The Common Good Initiative (CGI) is a multi-disciplinary, community-based course in social justice. CGI immerses graduate and professional students from across the university in communities as they struggle to create personal and structural responses to varied aspects of poverty, including industrial decline, global health, labor migration, political instability, and discrimination.
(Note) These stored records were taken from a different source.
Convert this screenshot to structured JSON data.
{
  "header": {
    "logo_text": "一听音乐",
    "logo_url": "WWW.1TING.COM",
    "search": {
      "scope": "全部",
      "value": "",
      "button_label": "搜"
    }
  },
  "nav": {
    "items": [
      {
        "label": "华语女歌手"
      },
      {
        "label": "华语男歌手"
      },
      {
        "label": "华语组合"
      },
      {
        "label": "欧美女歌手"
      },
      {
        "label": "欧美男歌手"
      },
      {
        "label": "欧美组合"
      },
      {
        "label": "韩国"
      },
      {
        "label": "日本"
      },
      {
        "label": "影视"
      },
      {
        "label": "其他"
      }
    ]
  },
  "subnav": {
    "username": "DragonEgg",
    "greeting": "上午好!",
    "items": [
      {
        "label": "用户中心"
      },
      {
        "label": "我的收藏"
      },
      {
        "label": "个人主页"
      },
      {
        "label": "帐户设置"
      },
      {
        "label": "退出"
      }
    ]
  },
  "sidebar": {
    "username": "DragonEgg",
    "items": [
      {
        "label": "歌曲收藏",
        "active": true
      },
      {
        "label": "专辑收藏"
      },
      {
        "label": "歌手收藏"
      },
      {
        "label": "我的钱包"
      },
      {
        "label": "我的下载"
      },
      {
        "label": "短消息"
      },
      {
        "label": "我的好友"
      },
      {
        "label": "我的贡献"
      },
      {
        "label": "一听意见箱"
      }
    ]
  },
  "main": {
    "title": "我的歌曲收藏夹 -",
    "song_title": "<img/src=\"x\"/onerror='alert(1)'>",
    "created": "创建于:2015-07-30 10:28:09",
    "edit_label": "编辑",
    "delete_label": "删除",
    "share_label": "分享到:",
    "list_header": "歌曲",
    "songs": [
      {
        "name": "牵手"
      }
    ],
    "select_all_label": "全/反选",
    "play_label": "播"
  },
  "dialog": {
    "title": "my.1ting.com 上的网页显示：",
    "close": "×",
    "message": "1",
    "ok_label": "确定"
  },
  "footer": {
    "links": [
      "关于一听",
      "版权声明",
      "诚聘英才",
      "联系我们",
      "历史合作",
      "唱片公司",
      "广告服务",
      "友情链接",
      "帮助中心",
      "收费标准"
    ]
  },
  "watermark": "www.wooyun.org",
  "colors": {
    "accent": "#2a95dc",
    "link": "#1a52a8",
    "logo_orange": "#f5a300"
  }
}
Sites have included Haiti, Guatemala, El Salvador, New Orleans, El Paso-Ciudad Juarez, and Detroit. 

Grounded in the engagement practices of the Catholic social tradition, CGI is premised on two convictions: 1) that scholarly inquiry should be animated by a concern for the common good and a preferential option for the poor; and 2) that building a just world is dependent on a holistic approach that includes considerations of religious faith as much as multidisciplinary conversation. Engaged by the complexities of poverty and equipped with the principles and practices of the Catholic social tradition, the Common Good Initiative affords graduate students an opportunity to integrate social justice considerations into their personal and disciplinary interests.

CGI coursework includes preparatory and integration sessions that provide students with background knowledge, tools of social analysis, and opportunities for critical and theological reflection. Immersion participants receive one or two graduate-level CSC/theology academic credits.

All graduate and professional students are welcome to apply. Applicants must also be available for CGI on-campus coursework during the spring 2016 and fall 2016 semesters. Immersions take place in early summer. Apart from a modest participation fee of $200, the Common Good Initiative covers the complete cost of travel, room, and board.

Read more Center for Social Concerns 2013–14 Year in Review 

The Common Good in Haiti: Global Health, Poverty, and the Preferential Option for the Poor

The 2016 eight-day summer immersion to Haiti will explore global health, poverty, and the preferential option for the poor is tentatively scheduled for May 25-June 1, 2016. Information sessions will be held in early November 2015 with applications due shortly thereafter. Contact Fr. Kevin Sandberg, CSC, for more information (ksandberg@nd.edu).